In a recent client alert, I provided a summary of all three no-action letters and explain that as a result of these no-action letters, existing soft-dollar and commission-sharing arrangements may continue, subject to certain new restrictions. Click here to read the client alert.
As background, MiFID II will require, for impacted EU parties, that research be priced separately from execution, starting on January 3, 2018. This represents a significant change from the current practice, whereby research is generally supplied as part of a bundle of services, with no explicit charge.
Absent new U.S. regulations or other relief, this change had the potential to cause a significant number of problems for U.S. advisers, funds and clients dealing with EU parties.

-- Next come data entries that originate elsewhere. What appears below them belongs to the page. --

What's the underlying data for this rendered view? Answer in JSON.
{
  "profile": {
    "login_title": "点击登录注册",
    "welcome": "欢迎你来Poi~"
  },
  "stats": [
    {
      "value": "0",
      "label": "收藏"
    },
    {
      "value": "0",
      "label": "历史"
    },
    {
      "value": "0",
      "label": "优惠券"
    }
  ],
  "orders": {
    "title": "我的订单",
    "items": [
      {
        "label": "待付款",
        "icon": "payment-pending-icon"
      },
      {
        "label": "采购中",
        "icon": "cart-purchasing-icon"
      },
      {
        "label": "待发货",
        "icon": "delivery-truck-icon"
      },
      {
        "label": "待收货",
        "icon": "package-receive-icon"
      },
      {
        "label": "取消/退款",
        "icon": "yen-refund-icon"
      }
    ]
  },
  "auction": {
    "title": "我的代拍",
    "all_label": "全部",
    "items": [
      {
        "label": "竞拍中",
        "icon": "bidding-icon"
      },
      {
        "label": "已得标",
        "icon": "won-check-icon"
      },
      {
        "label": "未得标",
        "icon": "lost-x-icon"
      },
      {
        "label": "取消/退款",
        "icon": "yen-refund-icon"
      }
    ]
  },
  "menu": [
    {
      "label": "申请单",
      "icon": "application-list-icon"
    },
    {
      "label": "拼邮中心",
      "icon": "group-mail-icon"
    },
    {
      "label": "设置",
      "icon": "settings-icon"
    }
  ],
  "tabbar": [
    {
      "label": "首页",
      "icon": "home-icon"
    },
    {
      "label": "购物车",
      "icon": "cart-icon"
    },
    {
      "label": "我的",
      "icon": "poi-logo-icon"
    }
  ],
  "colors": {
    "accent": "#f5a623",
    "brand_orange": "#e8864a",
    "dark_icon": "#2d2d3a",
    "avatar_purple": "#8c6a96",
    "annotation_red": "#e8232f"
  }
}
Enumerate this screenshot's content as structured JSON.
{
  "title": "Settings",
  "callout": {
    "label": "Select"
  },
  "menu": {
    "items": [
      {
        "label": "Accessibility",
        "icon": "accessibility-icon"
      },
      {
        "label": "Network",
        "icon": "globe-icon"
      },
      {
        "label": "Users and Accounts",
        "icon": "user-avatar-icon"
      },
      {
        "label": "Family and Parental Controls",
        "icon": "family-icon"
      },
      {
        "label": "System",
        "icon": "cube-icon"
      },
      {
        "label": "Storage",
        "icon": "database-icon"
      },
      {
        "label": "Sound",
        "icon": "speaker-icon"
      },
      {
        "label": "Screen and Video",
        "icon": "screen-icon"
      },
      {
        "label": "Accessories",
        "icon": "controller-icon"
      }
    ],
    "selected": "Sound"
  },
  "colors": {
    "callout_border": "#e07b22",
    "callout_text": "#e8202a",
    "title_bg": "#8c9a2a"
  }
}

Will FINRA claims change in the wake of the June 9, 2017 DOL Fiduciary Duty Rule (the New Rule)?
While it does not presently have all of the bells and whistles the securities industry has been bracing itself for, it nonetheless places brokers and their broker-dealer employers servicing regular brokerage IRAs in the role of a fiduciary for these accounts. This changes the rule of law in most jurisdictions which previously only held a broker/broker-dealer to a suitability standard unless there were special circumstances. See De Kwiatkowski v. Bear, Stearns & Co., Inc., 306 F.3d 1293, 1302 (2d. Cir. 2002).

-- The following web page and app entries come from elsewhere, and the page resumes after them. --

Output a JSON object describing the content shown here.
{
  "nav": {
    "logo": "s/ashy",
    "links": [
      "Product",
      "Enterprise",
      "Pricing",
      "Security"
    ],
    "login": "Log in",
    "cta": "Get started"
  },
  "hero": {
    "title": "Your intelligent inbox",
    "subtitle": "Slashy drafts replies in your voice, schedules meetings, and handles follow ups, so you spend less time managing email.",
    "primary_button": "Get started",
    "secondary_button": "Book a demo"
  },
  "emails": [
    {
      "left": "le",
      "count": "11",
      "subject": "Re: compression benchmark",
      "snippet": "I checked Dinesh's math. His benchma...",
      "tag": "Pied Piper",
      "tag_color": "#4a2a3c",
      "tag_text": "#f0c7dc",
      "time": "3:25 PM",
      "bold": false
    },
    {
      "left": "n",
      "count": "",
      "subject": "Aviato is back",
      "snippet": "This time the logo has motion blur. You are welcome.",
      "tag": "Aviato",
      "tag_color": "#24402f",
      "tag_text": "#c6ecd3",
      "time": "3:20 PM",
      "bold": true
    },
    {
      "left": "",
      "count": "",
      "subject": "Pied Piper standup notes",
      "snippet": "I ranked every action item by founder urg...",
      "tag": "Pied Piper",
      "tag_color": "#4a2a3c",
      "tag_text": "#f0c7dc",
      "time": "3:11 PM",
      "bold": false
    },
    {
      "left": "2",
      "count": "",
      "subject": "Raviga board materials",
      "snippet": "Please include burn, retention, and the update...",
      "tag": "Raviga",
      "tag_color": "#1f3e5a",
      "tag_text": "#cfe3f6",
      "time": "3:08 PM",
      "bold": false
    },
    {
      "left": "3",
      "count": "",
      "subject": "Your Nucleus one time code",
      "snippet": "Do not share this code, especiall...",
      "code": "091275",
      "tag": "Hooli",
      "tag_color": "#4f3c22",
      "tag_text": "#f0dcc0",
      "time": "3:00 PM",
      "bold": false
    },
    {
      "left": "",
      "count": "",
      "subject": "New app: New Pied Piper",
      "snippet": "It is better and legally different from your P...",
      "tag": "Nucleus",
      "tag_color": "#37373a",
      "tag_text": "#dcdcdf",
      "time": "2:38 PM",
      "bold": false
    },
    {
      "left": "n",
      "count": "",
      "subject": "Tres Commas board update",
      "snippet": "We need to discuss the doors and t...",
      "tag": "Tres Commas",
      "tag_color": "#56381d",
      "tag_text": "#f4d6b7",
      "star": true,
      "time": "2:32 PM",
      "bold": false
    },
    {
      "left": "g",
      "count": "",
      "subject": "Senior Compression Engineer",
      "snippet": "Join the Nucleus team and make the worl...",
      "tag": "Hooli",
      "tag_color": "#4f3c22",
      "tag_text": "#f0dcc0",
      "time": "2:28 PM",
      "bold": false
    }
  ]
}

Broker-dealers have written supervisory policies (WSPs) that cover almost all aspects of their business. But more WSPs may be needed to address the DOL fiduciary rule.
While it may seem that no such requirement exists, the Department of Labor (DOL) has turned this around … if the firm intends to rely on the Best Interest Contract Exemption (BICE).
The SEC announced its plans to move “from the sideline” on fiduciary regulations on June 1, 2017. That day, SEC Chairman Jay Clayton issued a statement referencing U.S. Department of Labor Secretary Alexander Acosta’s call for SEC participation and stated that he “look[ed] forward to robust, substantive input that will advance and inform the SEC’s assessment of possible future actions.” This represented the SEC’s first serious foray back into this area since a rule finalized in April 2005 entitled “Certain Broker-Dealers Deemed Not To Be Investment Advisers” that added Rule 202(a)(11)-1 to the Investment Advisers Act of 1940. That rule was short-lived and was vacated by the U.S. Court of Appeals for the D.C. Circuit in 2007.
Continue reading “The SEC’s Back In the Fiduciary Regulation “Game””
You may have already missed a required deadline for disclosure to your retirement plan clients … or not. In this post, we explore the requirement to update retirement plan disclosures to reflect changes in the information that was initially provided, including a change in fiduciary status under the new rules.
Continue reading “Required Disclosures After the DOL Fiduciary Rule”
The SEC’s Rule 206(4)-5 under the Investment Advisers Act of 1940 (Advisers Act), aka the Pay-to-Play Rule, was partially delayed until recently, when FINRA adopted a complementary Rule. Broker-dealers that engage in distribution or solicitation activities with a government entity on behalf of any investment adviser need to pay close attention to the rule changes. I have outlined the rules, penalties and new FINRA rule below.
Continue reading “Political Contribution Limitations Now Also Mandatory for Broker-Dealers”
In August 2017, the SEC’s Office of Compliance Inspection and Examinations (OCIE) issued a Risk Alert outlining observations from its “Cybersecurity 2 Initiative,” which was built upon its 2014 “Cybersecurity 1 Initiative.” Notably, this alert offered a rare industry compliment, describing “an overall improvement” in cybersecurity practices and processes since the Cybersecurity 1 Initiative. Below we summarize the OCIE staff’s observations, certain criticisms and their descriptions of robust policies, procedures and practices.
Continue reading “The SEC’s 2017 Cybersecurity Alert and New Cyber Unit”